_SUPPLIED RECORDS_

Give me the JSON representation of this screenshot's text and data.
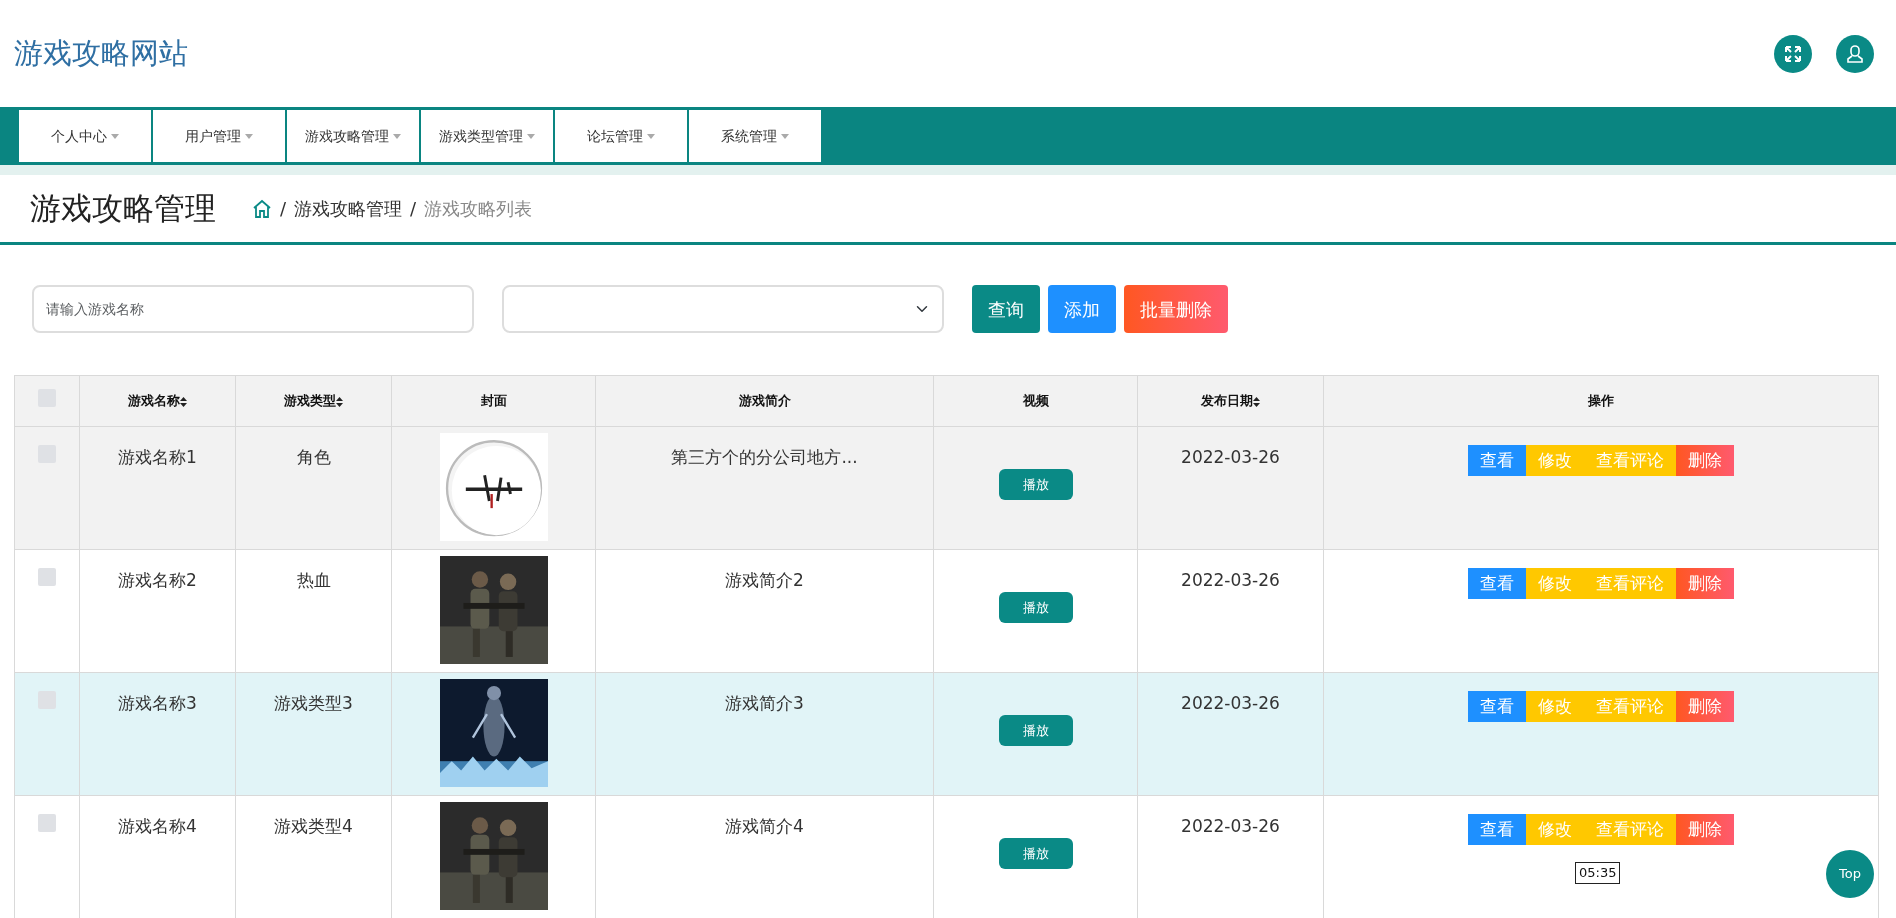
{
  "site_title": "游戏攻略网站",
  "nav": [
    {
      "label": "个人中心"
    },
    {
      "label": "用户管理"
    },
    {
      "label": "游戏攻略管理"
    },
    {
      "label": "游戏类型管理"
    },
    {
      "label": "论坛管理"
    },
    {
      "label": "系统管理"
    }
  ],
  "page_title": "游戏攻略管理",
  "breadcrumb": [
    {
      "separator": "/",
      "label": "游戏攻略管理",
      "current": false
    },
    {
      "separator": "/",
      "label": "游戏攻略列表",
      "current": true
    }
  ],
  "search": {
    "placeholder": "请输入游戏名称"
  },
  "buttons": [
    {
      "label": "查询",
      "kind": "query"
    },
    {
      "label": "添加",
      "kind": "add"
    },
    {
      "label": "批量删除",
      "kind": "delete"
    }
  ],
  "table": {
    "header_checked": false,
    "columns": [
      {
        "label": "游戏名称",
        "sortable": true
      },
      {
        "label": "游戏类型",
        "sortable": true
      },
      {
        "label": "封面",
        "sortable": false
      },
      {
        "label": "游戏简介",
        "sortable": false
      },
      {
        "label": "视频",
        "sortable": false
      },
      {
        "label": "发布日期",
        "sortable": true
      },
      {
        "label": "操作",
        "sortable": false
      }
    ],
    "rows": [
      {
        "checked": false,
        "hovered": true,
        "name": "游戏名称1",
        "type": "角色",
        "intro": "第三方个的分公司地方...",
        "video": "播放",
        "date": "2022-03-26",
        "actions": [
          {
            "label": "查看",
            "kind": "view"
          },
          {
            "label": "修改",
            "kind": "edit"
          },
          {
            "label": "查看评论",
            "kind": "edit"
          },
          {
            "label": "删除",
            "kind": "delete"
          }
        ]
      },
      {
        "checked": false,
        "hovered": false,
        "name": "游戏名称2",
        "type": "热血",
        "intro": "游戏简介2",
        "video": "播放",
        "date": "2022-03-26",
        "actions": [
          {
            "label": "查看",
            "kind": "view"
          },
          {
            "label": "修改",
            "kind": "edit"
          },
          {
            "label": "查看评论",
            "kind": "edit"
          },
          {
            "label": "删除",
            "kind": "delete"
          }
        ]
      },
      {
        "checked": false,
        "hovered": false,
        "name": "游戏名称3",
        "type": "游戏类型3",
        "intro": "游戏简介3",
        "video": "播放",
        "date": "2022-03-26",
        "actions": [
          {
            "label": "查看",
            "kind": "view"
          },
          {
            "label": "修改",
            "kind": "edit"
          },
          {
            "label": "查看评论",
            "kind": "edit"
          },
          {
            "label": "删除",
            "kind": "delete"
          }
        ]
      },
      {
        "checked": false,
        "hovered": false,
        "name": "游戏名称4",
        "type": "游戏类型4",
        "intro": "游戏简介4",
        "video": "播放",
        "date": "2022-03-26",
        "actions": [
          {
            "label": "查看",
            "kind": "view"
          },
          {
            "label": "修改",
            "kind": "edit"
          },
          {
            "label": "查看评论",
            "kind": "edit"
          },
          {
            "label": "删除",
            "kind": "delete"
          }
        ]
      }
    ]
  },
  "tooltip": "05:35",
  "top_button": "Top"
}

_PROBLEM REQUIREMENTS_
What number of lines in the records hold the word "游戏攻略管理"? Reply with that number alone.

_TASK RESPONSE_
3